*TO DO*:
Every line holding the string "that" is to be copied from the entries below.

Saved data entries:
++++++
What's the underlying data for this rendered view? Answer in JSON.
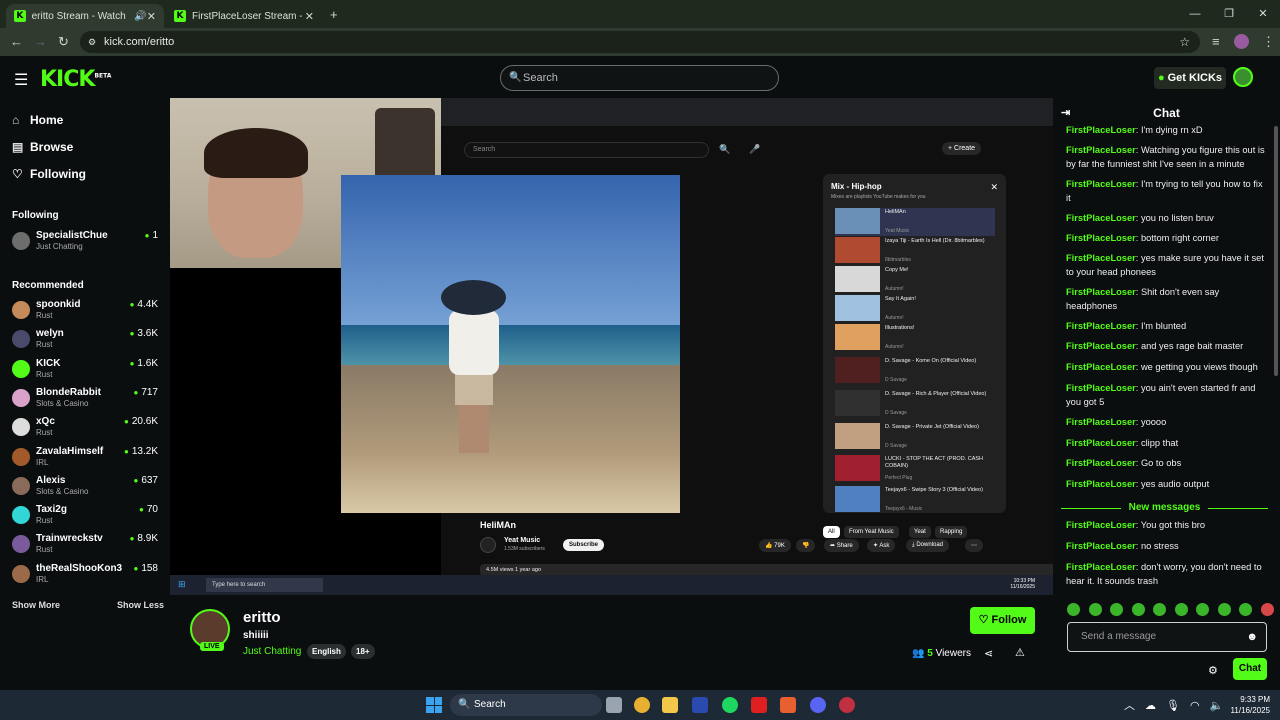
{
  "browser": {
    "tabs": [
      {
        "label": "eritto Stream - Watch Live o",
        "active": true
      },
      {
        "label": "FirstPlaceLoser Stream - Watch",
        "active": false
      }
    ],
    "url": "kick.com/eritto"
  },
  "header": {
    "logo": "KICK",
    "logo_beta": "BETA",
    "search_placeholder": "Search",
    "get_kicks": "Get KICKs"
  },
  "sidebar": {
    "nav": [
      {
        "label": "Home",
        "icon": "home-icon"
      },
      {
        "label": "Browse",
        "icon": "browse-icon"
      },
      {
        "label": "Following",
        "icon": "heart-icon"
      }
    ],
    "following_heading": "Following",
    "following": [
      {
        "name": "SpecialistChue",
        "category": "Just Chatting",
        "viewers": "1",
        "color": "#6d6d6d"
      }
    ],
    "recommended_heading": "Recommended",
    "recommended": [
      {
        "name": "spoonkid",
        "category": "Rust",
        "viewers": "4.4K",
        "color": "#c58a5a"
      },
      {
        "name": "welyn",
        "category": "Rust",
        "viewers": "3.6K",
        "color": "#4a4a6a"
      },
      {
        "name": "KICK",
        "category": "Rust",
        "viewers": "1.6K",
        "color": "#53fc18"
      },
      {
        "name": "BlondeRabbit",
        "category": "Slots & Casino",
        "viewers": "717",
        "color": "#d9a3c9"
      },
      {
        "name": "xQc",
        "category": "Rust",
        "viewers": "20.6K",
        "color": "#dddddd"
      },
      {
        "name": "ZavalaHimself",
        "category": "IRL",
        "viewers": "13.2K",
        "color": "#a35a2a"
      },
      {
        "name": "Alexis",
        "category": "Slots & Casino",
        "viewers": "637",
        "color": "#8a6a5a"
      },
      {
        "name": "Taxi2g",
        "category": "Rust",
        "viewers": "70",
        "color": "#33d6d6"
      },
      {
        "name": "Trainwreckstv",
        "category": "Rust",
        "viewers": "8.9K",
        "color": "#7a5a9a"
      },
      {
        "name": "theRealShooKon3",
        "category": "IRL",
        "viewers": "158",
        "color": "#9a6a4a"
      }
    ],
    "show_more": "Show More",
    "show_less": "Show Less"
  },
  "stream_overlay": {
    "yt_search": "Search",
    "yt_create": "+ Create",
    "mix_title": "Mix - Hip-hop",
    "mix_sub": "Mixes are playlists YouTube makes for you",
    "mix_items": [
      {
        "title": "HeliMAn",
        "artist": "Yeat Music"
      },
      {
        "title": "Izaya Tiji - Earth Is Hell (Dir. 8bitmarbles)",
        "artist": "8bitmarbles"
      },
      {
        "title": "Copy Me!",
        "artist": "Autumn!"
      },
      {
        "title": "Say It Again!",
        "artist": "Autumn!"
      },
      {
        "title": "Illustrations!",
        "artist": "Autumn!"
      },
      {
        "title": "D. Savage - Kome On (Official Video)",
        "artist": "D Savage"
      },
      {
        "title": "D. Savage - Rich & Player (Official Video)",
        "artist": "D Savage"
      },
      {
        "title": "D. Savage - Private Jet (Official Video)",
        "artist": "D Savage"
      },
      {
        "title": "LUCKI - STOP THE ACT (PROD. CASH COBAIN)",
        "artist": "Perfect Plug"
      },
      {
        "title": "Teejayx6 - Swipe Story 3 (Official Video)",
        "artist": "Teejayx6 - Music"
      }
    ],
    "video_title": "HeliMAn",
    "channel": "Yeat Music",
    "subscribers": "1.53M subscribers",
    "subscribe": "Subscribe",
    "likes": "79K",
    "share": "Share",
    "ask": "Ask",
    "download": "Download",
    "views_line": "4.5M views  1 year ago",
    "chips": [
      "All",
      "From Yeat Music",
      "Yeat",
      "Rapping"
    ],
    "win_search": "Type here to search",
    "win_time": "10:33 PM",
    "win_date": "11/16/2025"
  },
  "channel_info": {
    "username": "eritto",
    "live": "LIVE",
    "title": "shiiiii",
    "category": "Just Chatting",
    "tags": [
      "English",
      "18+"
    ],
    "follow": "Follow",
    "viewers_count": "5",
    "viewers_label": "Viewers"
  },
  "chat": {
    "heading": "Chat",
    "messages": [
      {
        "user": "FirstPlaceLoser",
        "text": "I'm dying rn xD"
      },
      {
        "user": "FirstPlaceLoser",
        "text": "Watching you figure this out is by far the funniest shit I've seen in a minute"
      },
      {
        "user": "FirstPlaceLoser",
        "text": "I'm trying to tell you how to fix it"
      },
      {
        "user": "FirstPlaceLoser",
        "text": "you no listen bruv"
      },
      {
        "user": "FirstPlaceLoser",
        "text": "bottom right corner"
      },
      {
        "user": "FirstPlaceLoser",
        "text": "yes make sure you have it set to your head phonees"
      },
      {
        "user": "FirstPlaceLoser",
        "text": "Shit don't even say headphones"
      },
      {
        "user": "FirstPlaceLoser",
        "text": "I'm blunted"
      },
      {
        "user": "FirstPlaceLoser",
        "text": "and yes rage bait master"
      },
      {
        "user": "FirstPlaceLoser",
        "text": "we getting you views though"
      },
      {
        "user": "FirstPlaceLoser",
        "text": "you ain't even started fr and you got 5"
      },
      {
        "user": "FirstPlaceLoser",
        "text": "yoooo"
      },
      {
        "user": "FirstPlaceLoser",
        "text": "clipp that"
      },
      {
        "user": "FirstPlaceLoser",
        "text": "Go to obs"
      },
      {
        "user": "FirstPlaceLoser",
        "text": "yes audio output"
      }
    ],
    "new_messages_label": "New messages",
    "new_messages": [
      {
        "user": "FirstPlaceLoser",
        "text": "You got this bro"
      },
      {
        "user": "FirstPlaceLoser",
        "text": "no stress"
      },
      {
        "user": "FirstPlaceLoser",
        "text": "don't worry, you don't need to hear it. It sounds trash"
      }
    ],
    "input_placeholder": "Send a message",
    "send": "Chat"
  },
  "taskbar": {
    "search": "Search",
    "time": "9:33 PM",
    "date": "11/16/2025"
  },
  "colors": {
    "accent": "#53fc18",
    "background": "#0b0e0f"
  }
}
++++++
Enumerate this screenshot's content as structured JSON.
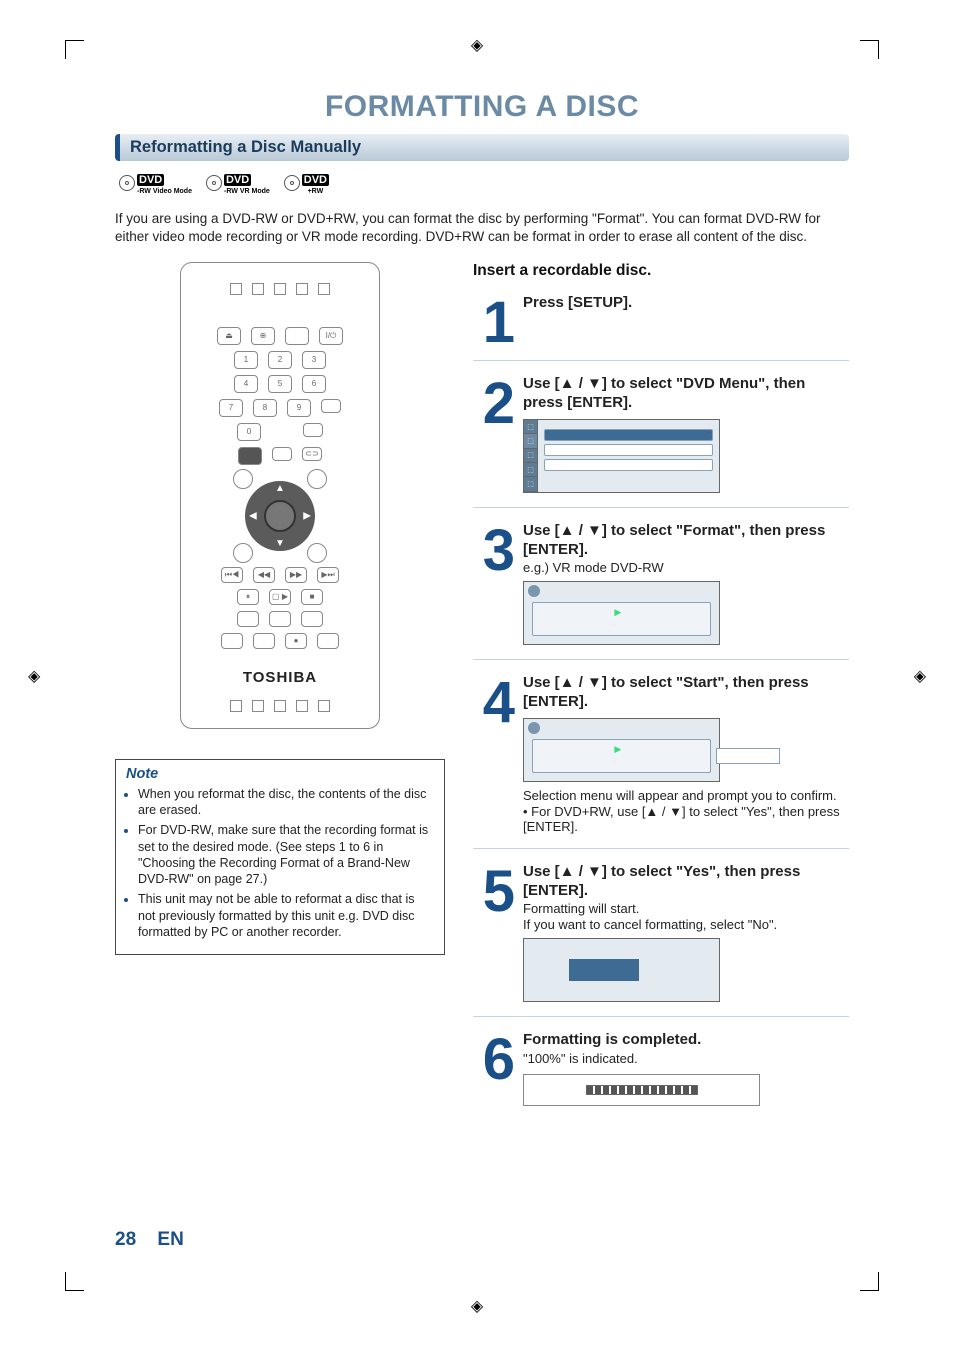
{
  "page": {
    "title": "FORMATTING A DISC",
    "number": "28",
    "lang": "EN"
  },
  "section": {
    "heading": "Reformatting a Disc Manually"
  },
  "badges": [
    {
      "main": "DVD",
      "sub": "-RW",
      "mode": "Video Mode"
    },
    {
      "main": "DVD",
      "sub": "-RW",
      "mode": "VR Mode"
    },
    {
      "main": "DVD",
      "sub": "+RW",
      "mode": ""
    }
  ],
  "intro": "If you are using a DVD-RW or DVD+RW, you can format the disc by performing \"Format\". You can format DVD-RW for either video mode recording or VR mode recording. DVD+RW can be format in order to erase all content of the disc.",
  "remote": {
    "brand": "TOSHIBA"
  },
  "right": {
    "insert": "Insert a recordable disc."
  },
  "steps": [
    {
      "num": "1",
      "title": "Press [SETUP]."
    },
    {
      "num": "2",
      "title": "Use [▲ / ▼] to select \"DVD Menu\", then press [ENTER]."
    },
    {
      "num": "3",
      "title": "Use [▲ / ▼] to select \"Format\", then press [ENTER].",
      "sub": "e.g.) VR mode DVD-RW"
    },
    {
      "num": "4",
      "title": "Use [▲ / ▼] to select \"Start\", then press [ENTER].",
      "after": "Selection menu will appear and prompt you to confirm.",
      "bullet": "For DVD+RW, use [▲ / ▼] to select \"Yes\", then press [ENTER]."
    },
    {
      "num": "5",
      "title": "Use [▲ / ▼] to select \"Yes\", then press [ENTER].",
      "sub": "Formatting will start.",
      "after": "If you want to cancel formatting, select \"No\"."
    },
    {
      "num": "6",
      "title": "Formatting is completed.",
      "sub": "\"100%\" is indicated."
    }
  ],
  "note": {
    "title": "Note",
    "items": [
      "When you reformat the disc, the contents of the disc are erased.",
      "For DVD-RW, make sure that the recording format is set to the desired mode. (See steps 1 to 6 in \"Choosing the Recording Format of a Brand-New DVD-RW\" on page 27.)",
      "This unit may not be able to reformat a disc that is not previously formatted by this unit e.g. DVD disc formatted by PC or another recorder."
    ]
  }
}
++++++
*ANSWER FOR THIS EXERCISE*:
        "text": "clipp that"
      "For DVD-RW, make sure that the recording format is set to the desired mode. (See steps 1 to 6 in \"Choosing the Recording Format of a Brand-New DVD-RW\" on page 27.)",
      "This unit may not be able to reformat a disc that is not previously formatted by this unit e.g. DVD disc formatted by PC or another recorder."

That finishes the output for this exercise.